The first Nelson Mandela International Day was observed on July 18, 2010, after the United Nations in November 2009 officially declared Nelson Mandela International Day. Initially, this day was Mandela’s idea to mark his birthday as Mandela Day. On his 90th birthday, Nelson Mandela said, “It is time for new hands to lift the burdens. It is in your hands now.” However, few groups started observing this day on July 18, 2009.
In 2014, the UN General Assembly presented Nelson Mandela an award realizing the accomplishments of those who dedicate their lives to the service of society.
Nelson Mandela International Day Significance
Nelson Mandela International Day is indicated to keep the great legacy of Mandela and his importance through social services and volunteering. This day also marks a campaign known as ‘46664’, his Robben Island prison number, which was launched to develop awareness about HIV and AIDS.
On this day, individuals are predicted to awareness of the deep problems occurring around the world and warn those who act on the stability, security, and well-being of countries.
How is Nelson Mandela International Day celebrated?

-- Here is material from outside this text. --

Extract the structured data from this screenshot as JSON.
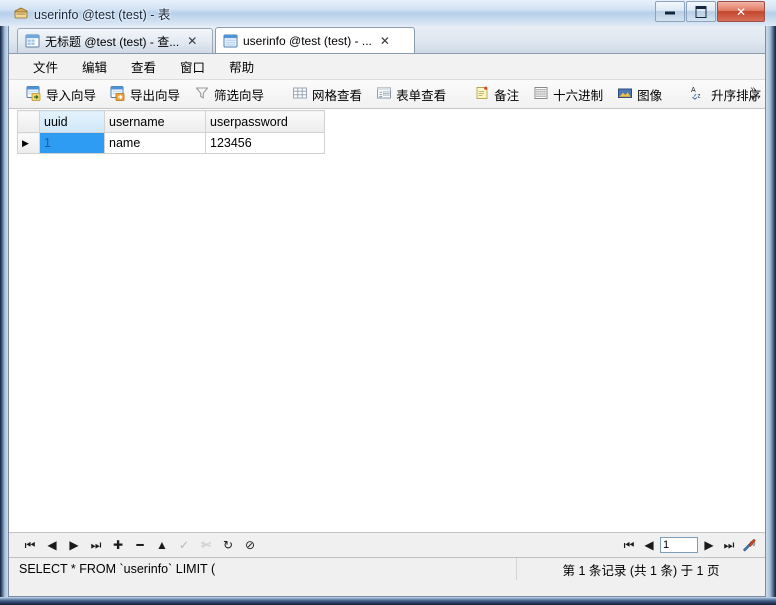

Mandela delivers service to others and wants to make a great world for everyone. So, on this day if people encounter injustice in the neighborhood or state they do everything to help the situation. Work in marched with protesters, volunteered in local communities, and work to assist bring about civil rights for everyone. Encourage change, and create every day a festival of Mandela Day. People perform for others and desire to enhance the lives of people around them. They do this by taking part in protests.
This day delivers a global call for people to realize their power and have a positive impact on others around them. People also encourage others about the values that Nelson Mandela shared like freedom, reconciliation, diversity, and care. To promote Nelson Mandela Day, multiple people and communities around the world take part in several movements. These actions are volunteering, education, sport, music, art, and culture. This day also marks a campaign known as “46664”, about Nelson Mandela’s Robben Island jail number. The movement was launched to increase understanding of HIV/AIDS. In 1995 and 1999 Kids’ Fund and the Nelson Mandela Foundation were appointed.
What is a Theme of Nelson Mandela International Day 2022
Nelson Mandela International Day theme is “Do what you can, with what you have, where you are,”
This day is marked by communities that work against violence against females, genocide, and offenses and who come jointly to inform people about these problems.
Who is Nelson Mandela?
Nelson Mandela was born in Transkei, South Africa on 18 July 1918. And mother was Nonqaphi Nosekeni and father name is Nkosi Mphakanyiswa Gadla Mandela. When his dad died he was presented by Jongintaba, the regent of the Tembu. There he always attended to the reports about the courage of the predecessors who worked for freedom. For his B. With a degree, he moved to the University College of Fort Hare. But, he didn’t acquire his degree due to the objection of students that he had entered. As a result, he was discharged from the college. Then, he moved back to the Great Place at Mqhekezweni where the king endangered him that if he will not finish his degree, he will going to organize a marriage for him.
He had finished his graduation from the University of South Africa and obtained his B.A degree.
Even the Robben Island prisoners were never guided by their words but by their numbers. Mandela’s number was 46664. In 1990, he was discharged from imprisonment. In 1994, due to his struggles, he was selected as the president of South Africa. He became the first black president of South Africa.
In 1993, he won the Nobel Peace Prize, with another former South African president Frederic Willem de Klerk. He died in 2013.